13:24 MS: We're referring to the legislation a lot. It's easily accessible, right?

13:27 BC: Yes, it's the Residential Tenancy Act, and it's available through e-laws. Also, the Landlord and Tenant Board of Ontario, which is the specialized tribunal that has jurisdiction over most landlord-tenant disputes in Ontario, has excellent information on their website, and including self-help guides and an explanation of the law, as well as link to all of the relevant legislation and regulations.

13:53 MS: And this is all very accessible and understandable stuff. You can read this, and it's not... This isn't lawyerese, it's not very opaque, it's all been put in a format that's pretty easy to parse.

14:03 BC: Yeah, the legislation itself is still legislation, and sometimes legislation is drafted in a way that could be clear certainly, but part of what the Landlord and Tenant Board website does is try to put it into plain language, and that's something else that they've really emphasized with the new standard lease, is that it's a plain language lease, and all of those old causes that repeat everything and have Latin phrases and phrases repeated in triplicate, that's all done away with now.

14:35 MS: Right. So if I wanted to sublet, would it be in my interest even informally to try to get some sort of contract in writing between myself and the person I'm sub-leasing to?

14:45 BC: It's always... So if you are now effectively in the position of the landlord vis-a-vis your sub-tenant, so it's always a good idea to get a written agreement as to what the contractual obligations are. Now, the Residential Tenancies Act has very little, very few provisions about that, apart from the fact that you can't charge more rent. But for example, we talked before about a landlord that would have a no smoking rule.

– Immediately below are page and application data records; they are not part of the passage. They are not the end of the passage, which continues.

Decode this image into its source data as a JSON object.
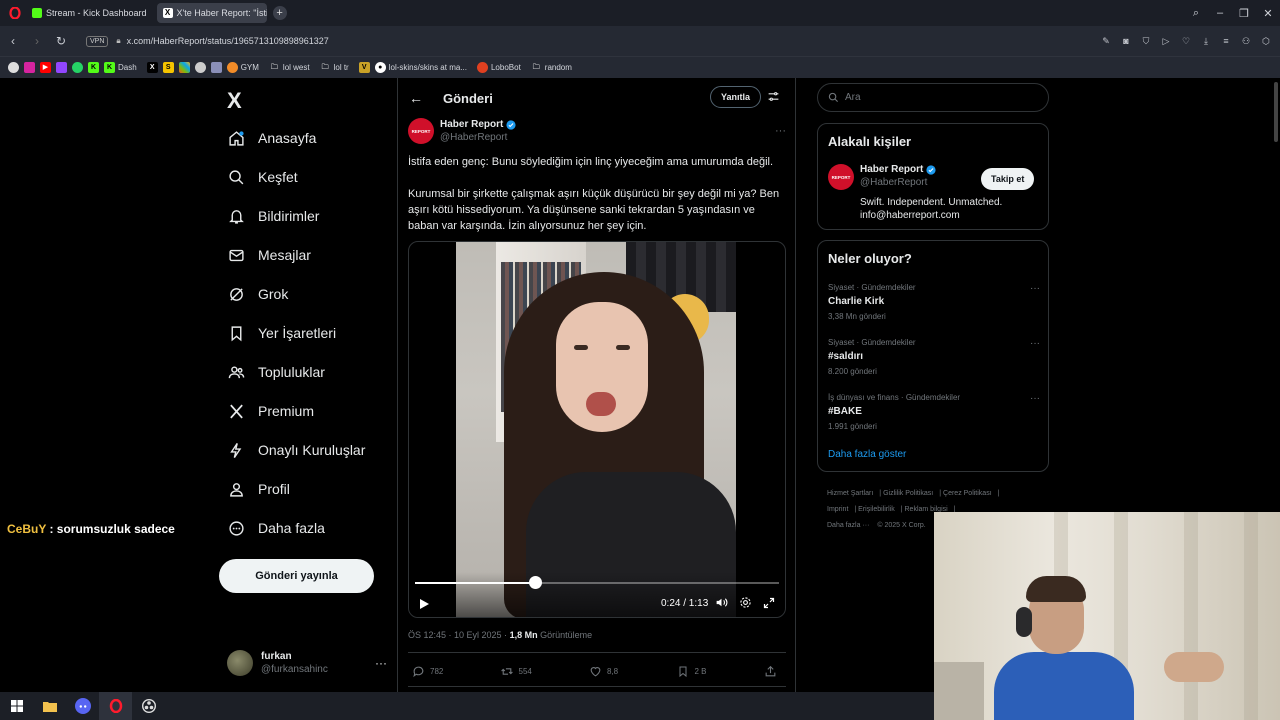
{
  "browser": {
    "tabs": [
      {
        "title": "Stream - Kick Dashboard",
        "active": false
      },
      {
        "title": "X'te Haber Report: \"İstifa",
        "active": true
      }
    ],
    "vpn_label": "VPN",
    "url": "x.com/HaberReport/status/1965713109898961327",
    "bookmarks": [
      {
        "label": "Dash"
      },
      {
        "label": "GYM"
      },
      {
        "label": "lol west"
      },
      {
        "label": "lol tr"
      },
      {
        "label": "lol-skins/skins at ma..."
      },
      {
        "label": "LoboBot"
      },
      {
        "label": "random"
      }
    ]
  },
  "sidebar": {
    "logo": "X",
    "items": [
      {
        "label": "Anasayfa",
        "icon": "home-icon"
      },
      {
        "label": "Keşfet",
        "icon": "search-icon"
      },
      {
        "label": "Bildirimler",
        "icon": "bell-icon"
      },
      {
        "label": "Mesajlar",
        "icon": "mail-icon"
      },
      {
        "label": "Grok",
        "icon": "grok-icon"
      },
      {
        "label": "Yer İşaretleri",
        "icon": "bookmark-icon"
      },
      {
        "label": "Topluluklar",
        "icon": "people-icon"
      },
      {
        "label": "Premium",
        "icon": "x-icon"
      },
      {
        "label": "Onaylı Kuruluşlar",
        "icon": "lightning-icon"
      },
      {
        "label": "Profil",
        "icon": "person-icon"
      },
      {
        "label": "Daha fazla",
        "icon": "more-circle-icon"
      }
    ],
    "post_button": "Gönderi yayınla",
    "user": {
      "name": "furkan",
      "handle": "@furkansahinc"
    }
  },
  "chat": {
    "user": "CeBuY",
    "separator": " : ",
    "message": "sorumsuzluk sadece"
  },
  "post": {
    "header_title": "Gönderi",
    "reply_button": "Yanıtla",
    "author_name": "Haber Report",
    "author_handle": "@HaberReport",
    "avatar_text": "REPORT",
    "text_1": "İstifa eden genç: Bunu söylediğim için linç yiyeceğim ama umurumda değil.",
    "text_2": "Kurumsal bir şirkette çalışmak aşırı küçük düşürücü bir şey değil mi ya? Ben aşırı kötü hissediyorum. Ya düşünsene sanki tekrardan 5 yaşındasın ve baban var karşında. İzin alıyorsunuz her şey için.",
    "video": {
      "current_time": "0:24",
      "duration": "1:13",
      "time_display": "0:24 / 1:13",
      "progress": 0.33
    },
    "timestamp": "ÖS 12:45 · 10 Eyl 2025 · ",
    "views_count": "1,8 Mn",
    "views_label": " Görüntüleme",
    "stats": {
      "replies": "782",
      "reposts": "554",
      "likes": "8,8",
      "bookmarks": "2 B"
    }
  },
  "right": {
    "search_placeholder": "Ara",
    "related_title": "Alakalı kişiler",
    "related": {
      "name": "Haber Report",
      "handle": "@HaberReport",
      "follow_label": "Takip et",
      "bio_1": "Swift. Independent. Unmatched.",
      "bio_2": "info@haberreport.com"
    },
    "trends_title": "Neler oluyor?",
    "trends": [
      {
        "category": "Siyaset · Gündemdekiler",
        "name": "Charlie Kirk",
        "count": "3,38 Mn gönderi"
      },
      {
        "category": "Siyaset · Gündemdekiler",
        "name": "#saldırı",
        "count": "8.200 gönderi"
      },
      {
        "category": "İş dünyası ve finans · Gündemdekiler",
        "name": "#BAKE",
        "count": "1.991 gönderi"
      }
    ],
    "show_more": "Daha fazla göster",
    "footer": [
      "Hizmet Şartları",
      "Gizlilik Politikası",
      "Çerez Politikası",
      "Imprint",
      "Erişilebilirlik",
      "Reklam bilgisi",
      "Daha fazla ···",
      "© 2025 X Corp."
    ]
  },
  "colors": {
    "accent": "#1d9bf0",
    "background": "#000000",
    "border": "#2f3336",
    "muted": "#71767b",
    "haber_red": "#d0102a",
    "chat_user": "#f0c040"
  }
}
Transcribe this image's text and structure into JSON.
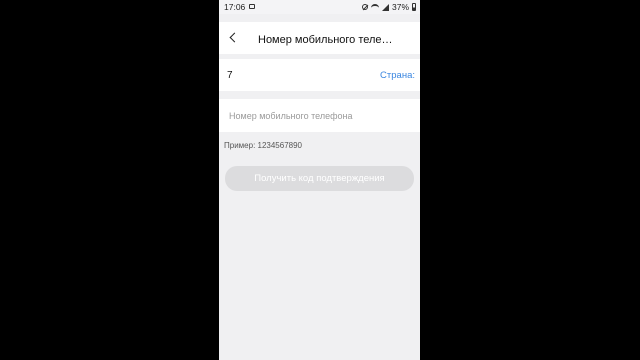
{
  "status_bar": {
    "time": "17:06",
    "battery": "37%"
  },
  "header": {
    "title": "Номер мобильного теле…"
  },
  "country": {
    "code": "7",
    "link_label": "Страна:"
  },
  "phone_field": {
    "placeholder": "Номер мобильного телефона",
    "value": ""
  },
  "hint": "Пример: 1234567890",
  "confirm_button": {
    "label": "Получить код подтверждения"
  },
  "colors": {
    "accent": "#3a86e0",
    "button_disabled": "#dcdcde",
    "background": "#f0f0f2"
  }
}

You'd wanna make sure that in your contract with your sub-tenant, you're repeating that rule, otherwise you will be violating your obligations to the landlord. You may also wanna put provisions in there that specify that the sub-tenant would pay for damage if any is caused, or that if the landlord subsequently comes back and alleges that the sub-tenant caused damage, that that's something that the sub-tenant will make the tenant whole for. It's much better to have it in writing, because that relationship is one that is much more contractual in nature than property in nature, and you wanna be able to prove to the small claims court, which is where there would be jurisdiction over this, if there's any dispute about what the obligations were.

15:55 MS: So what can you do if you get into trouble, if something goes wrong with your sub-tenancy and so on, where do you go to kind of seek help with these sorts of issues?

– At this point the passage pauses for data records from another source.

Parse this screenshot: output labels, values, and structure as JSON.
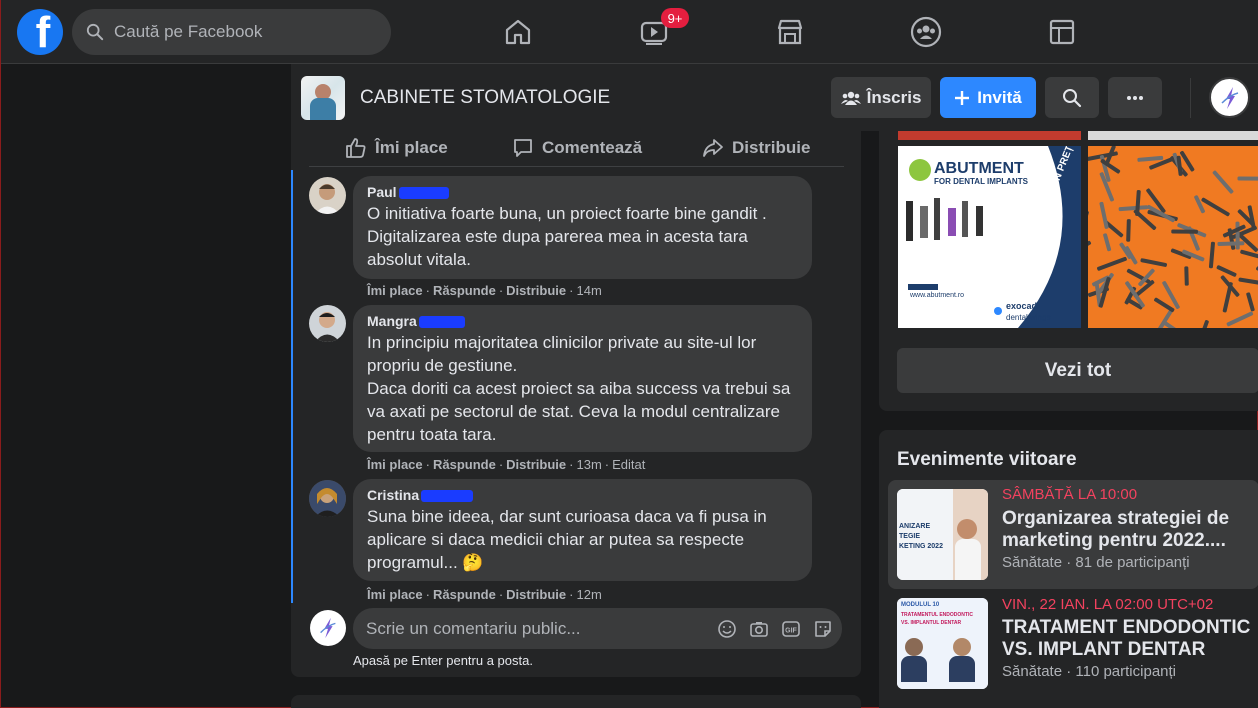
{
  "topbar": {
    "logo_letter": "f",
    "search_placeholder": "Caută pe Facebook",
    "nav": [
      "home-icon",
      "watch-icon",
      "marketplace-icon",
      "groups-icon",
      "gaming-icon"
    ],
    "watch_badge": "9+"
  },
  "group": {
    "title": "CABINETE STOMATOLOGIE",
    "joined_label": "Înscris",
    "invite_label": "Invită"
  },
  "post_actions": {
    "like": "Îmi place",
    "comment": "Comentează",
    "share": "Distribuie"
  },
  "comments": [
    {
      "name": "Paul",
      "lines": [
        "O initiativa foarte buna, un proiect foarte bine gandit .",
        "Digitalizarea este dupa parerea mea in acesta tara",
        "absolut vitala."
      ],
      "like": "Îmi place",
      "reply": "Răspunde",
      "share": "Distribuie",
      "time": "14m",
      "edited": ""
    },
    {
      "name": "Mangra",
      "lines": [
        "In principiu majoritatea clinicilor private au site-ul lor",
        "propriu de gestiune.",
        "Daca doriti ca acest proiect sa aiba success va trebui sa",
        "va axati pe sectorul de stat. Ceva la modul centralizare",
        "pentru toata tara."
      ],
      "like": "Îmi place",
      "reply": "Răspunde",
      "share": "Distribuie",
      "time": "13m",
      "edited": "Editat"
    },
    {
      "name": "Cristina",
      "lines": [
        "Suna bine ideea, dar sunt curioasa daca va fi pusa in",
        "aplicare si daca medicii chiar ar putea sa respecte",
        "programul... 🤔"
      ],
      "like": "Îmi place",
      "reply": "Răspunde",
      "share": "Distribuie",
      "time": "12m",
      "edited": ""
    }
  ],
  "reply": {
    "placeholder": "Scrie un comentariu public...",
    "hint": "Apasă pe Enter pentru a posta."
  },
  "media": {
    "photo1_heading": "ABUTMENT",
    "photo1_sub": "FOR DENTAL IMPLANTS",
    "photo1_slogan": "CEL MAI BUN PREȚ",
    "photo1_brand1": "exocad",
    "photo1_brand2": "dental wings",
    "photo1_url": "www.abutment.ro",
    "see_all": "Vezi tot"
  },
  "events": {
    "heading": "Evenimente viitoare",
    "items": [
      {
        "date": "SÂMBĂTĂ LA 10:00",
        "title_line1": "Organizarea strategiei de",
        "title_line2": "marketing pentru 2022....",
        "sub": "Sănătate · 81 de participanți",
        "thumb_text1": "ANIZARE",
        "thumb_text2": "TEGIE",
        "thumb_text3": "KETING 2022"
      },
      {
        "date": "VIN., 22 IAN. LA 02:00 UTC+02",
        "title_line1": "TRATAMENT ENDODONTIC",
        "title_line2": "VS. IMPLANT DENTAR",
        "sub": "Sănătate · 110 participanți",
        "thumb_text1": "MODULUL 10",
        "thumb_text2": "TRATAMENTUL ENDODONTIC",
        "thumb_text3": "VS. IMPLANTUL DENTAR"
      }
    ]
  },
  "colors": {
    "accent": "#2d88ff",
    "bg": "#18191a",
    "card": "#242526",
    "bubble": "#3a3b3c",
    "event_date": "#f3425f",
    "badge": "#e41e3f"
  }
}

16:05 BC: So one of the difficulties with the sub-tenant is that the Landlord Tenant Board itself doesn't have jurisdiction over sub-tenancies. So if you need a legal remedy as against the sub-tenant, you're ultimately going off to the small claims court. That said, you'd wanna find some legal advice, and legal clinics, including Queen's Legal Aid, would be happy to assist in some of those disputes, just to help explain what your rights are, and what your remedies from there are, if something has gone wrong.

16:38 MS: Excellent, and let's hope nothing does.

16:40 BC: Let's hope not.

16:41 MS: Thank you, Blair.

16:42 BC: You're very welcome.


Thanks to Blair Crew. Property law, including landlords and leases, is part of our "sampler tray" of Canadian Law, Law 201/701, Introduction to Canadian Law. You can learn more about it at

Fundamentals of Canadian Law is recorded at Queen's University, situated on traditional Anishinaabe and Haudenosaunee territory. Our theme music is by Megan Hamilton, who is also a staff member here at Queen's Law! You can find out more about her music at Original illustrations for this podcast are by Valerie Desrochers. You can find her work at

Thanks for listening.